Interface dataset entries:
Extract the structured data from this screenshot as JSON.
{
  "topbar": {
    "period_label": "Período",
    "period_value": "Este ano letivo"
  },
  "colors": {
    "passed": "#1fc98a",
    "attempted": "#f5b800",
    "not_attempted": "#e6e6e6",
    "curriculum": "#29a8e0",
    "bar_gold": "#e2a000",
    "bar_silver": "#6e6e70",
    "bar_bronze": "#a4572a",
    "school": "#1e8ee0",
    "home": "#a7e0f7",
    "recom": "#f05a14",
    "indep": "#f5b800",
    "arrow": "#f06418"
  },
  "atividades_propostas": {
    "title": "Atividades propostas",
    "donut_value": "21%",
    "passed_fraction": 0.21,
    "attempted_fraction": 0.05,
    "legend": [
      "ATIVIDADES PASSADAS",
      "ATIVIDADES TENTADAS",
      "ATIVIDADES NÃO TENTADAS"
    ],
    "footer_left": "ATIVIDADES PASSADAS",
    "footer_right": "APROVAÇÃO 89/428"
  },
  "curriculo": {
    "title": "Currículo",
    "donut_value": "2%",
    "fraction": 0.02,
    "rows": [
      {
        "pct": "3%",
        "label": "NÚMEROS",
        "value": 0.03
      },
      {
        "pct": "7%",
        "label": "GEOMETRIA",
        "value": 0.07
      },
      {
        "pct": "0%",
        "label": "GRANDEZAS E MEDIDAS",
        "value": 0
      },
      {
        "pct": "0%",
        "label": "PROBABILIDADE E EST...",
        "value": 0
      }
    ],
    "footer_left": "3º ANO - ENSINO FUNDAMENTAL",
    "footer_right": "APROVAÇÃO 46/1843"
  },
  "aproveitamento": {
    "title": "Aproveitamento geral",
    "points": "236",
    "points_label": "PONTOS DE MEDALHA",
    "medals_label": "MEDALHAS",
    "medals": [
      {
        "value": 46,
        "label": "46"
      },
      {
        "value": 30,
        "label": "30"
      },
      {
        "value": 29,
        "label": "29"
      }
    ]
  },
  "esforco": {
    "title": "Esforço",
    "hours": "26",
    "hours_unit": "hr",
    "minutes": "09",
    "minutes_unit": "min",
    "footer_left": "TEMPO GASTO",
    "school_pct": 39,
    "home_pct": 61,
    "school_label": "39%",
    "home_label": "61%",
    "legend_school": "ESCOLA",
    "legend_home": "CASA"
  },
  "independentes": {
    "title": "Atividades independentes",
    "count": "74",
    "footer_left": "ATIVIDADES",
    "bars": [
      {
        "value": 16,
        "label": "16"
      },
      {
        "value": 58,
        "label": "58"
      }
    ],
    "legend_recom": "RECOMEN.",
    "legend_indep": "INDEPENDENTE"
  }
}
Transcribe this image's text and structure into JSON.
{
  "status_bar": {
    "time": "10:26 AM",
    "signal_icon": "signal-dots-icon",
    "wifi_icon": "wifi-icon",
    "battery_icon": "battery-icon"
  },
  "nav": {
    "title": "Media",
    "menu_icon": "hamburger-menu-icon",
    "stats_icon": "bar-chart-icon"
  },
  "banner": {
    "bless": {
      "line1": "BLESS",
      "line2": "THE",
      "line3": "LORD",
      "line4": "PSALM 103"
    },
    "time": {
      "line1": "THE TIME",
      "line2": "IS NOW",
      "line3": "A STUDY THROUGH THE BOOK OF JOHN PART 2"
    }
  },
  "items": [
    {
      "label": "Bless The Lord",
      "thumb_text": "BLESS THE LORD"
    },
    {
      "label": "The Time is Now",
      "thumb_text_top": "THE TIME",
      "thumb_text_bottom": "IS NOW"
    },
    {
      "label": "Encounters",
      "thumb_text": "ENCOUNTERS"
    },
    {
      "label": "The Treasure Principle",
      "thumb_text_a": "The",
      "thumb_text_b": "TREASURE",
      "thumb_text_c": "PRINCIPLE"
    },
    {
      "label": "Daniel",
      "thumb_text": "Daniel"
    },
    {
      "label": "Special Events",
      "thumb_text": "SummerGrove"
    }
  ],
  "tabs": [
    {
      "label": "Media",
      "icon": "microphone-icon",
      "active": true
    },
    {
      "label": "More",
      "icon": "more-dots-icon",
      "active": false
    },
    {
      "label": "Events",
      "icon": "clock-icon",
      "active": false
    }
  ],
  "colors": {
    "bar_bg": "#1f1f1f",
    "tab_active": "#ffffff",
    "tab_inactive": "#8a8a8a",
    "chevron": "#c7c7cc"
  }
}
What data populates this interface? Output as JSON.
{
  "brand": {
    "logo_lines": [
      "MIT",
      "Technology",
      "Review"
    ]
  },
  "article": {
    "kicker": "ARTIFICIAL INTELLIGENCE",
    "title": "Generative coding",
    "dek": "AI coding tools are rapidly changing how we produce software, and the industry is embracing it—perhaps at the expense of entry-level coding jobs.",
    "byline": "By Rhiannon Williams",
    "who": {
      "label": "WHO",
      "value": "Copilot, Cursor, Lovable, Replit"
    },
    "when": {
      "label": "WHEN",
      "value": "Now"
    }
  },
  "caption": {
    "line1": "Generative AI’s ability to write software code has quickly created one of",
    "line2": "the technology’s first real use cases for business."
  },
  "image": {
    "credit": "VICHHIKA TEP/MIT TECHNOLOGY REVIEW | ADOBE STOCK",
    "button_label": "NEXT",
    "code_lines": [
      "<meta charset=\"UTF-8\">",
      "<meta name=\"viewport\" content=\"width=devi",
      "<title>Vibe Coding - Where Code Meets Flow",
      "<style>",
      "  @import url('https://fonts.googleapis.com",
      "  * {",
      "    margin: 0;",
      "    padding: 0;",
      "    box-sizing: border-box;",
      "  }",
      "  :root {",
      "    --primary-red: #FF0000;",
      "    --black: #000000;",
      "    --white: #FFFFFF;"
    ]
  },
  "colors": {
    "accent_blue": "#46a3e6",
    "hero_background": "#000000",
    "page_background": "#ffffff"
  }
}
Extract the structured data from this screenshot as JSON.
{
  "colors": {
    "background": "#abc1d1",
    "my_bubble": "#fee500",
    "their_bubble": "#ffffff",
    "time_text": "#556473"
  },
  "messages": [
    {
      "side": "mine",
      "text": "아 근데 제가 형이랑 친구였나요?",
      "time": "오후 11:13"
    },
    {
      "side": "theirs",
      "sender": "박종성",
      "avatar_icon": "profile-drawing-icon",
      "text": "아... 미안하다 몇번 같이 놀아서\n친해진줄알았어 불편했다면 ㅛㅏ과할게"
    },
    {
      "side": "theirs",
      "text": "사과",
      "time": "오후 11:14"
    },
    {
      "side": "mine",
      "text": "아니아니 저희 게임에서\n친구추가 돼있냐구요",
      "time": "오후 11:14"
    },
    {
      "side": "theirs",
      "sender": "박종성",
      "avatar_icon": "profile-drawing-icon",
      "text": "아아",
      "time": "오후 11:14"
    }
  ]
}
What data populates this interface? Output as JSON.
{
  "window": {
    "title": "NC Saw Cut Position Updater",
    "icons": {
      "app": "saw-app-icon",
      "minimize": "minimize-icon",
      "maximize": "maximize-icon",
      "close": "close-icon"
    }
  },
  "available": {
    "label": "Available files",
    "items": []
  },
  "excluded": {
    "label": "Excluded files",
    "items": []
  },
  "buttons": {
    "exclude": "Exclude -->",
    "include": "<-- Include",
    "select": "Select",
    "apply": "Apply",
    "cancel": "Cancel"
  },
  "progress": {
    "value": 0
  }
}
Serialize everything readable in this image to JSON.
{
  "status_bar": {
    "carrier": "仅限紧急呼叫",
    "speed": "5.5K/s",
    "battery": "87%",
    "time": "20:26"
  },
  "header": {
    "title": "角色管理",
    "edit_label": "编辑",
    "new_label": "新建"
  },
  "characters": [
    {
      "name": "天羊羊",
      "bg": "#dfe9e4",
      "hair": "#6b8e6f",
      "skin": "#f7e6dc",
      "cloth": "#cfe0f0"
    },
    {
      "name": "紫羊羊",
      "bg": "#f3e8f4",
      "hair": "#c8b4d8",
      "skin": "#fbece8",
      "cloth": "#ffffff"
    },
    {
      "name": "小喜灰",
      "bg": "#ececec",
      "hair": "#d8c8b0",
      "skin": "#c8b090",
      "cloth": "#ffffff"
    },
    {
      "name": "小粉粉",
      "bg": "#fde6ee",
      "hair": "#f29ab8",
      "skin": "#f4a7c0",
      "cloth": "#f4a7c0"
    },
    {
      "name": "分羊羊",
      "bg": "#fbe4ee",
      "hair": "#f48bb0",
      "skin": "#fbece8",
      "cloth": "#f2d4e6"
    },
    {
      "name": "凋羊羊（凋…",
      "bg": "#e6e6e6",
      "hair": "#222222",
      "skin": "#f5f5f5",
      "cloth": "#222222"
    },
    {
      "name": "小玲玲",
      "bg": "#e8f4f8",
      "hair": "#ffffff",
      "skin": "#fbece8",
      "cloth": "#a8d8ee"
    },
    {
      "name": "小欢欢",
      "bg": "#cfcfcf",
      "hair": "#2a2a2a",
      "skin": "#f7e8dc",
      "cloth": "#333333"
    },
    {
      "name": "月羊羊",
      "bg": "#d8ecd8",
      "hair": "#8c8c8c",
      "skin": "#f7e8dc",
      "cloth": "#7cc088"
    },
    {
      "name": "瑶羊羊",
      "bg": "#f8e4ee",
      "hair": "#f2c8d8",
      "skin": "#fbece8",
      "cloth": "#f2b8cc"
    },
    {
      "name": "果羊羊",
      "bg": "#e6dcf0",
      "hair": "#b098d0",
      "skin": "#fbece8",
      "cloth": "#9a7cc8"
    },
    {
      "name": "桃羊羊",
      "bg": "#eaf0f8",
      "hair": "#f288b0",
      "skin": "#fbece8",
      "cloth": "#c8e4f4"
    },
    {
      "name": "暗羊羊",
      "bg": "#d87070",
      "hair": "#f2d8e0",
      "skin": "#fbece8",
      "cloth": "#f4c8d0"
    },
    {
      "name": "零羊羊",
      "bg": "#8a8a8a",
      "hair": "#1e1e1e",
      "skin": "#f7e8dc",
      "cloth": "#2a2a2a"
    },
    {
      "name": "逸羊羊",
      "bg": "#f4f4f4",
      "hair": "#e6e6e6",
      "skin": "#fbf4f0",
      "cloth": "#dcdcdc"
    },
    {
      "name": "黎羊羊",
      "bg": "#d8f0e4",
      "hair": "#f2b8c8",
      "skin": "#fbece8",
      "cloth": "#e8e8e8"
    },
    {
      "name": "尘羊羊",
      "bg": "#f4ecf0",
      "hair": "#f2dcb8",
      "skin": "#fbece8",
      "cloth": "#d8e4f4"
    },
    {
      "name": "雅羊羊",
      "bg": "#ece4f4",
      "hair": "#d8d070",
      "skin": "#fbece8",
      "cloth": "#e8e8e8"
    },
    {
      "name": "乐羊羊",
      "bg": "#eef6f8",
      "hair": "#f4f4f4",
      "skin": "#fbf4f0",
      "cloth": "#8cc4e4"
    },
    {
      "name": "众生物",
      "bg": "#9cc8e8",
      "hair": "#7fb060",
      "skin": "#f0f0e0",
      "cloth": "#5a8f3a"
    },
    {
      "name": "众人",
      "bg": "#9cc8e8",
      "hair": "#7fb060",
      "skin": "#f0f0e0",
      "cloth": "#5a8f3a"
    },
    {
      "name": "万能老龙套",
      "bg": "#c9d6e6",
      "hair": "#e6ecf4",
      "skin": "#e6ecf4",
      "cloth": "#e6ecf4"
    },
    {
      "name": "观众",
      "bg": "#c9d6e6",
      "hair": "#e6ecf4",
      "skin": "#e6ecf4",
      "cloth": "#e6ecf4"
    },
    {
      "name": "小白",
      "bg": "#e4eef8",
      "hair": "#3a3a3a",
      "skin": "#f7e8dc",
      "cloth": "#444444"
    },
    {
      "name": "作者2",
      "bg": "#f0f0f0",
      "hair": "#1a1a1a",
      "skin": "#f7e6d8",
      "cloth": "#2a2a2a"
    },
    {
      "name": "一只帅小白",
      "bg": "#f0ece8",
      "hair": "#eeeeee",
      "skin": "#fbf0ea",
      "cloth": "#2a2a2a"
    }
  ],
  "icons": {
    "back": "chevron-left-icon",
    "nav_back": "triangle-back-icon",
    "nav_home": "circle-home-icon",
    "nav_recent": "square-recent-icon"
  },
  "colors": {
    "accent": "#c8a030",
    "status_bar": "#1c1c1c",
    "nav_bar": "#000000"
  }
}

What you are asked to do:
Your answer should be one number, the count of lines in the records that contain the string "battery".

The completed task:
2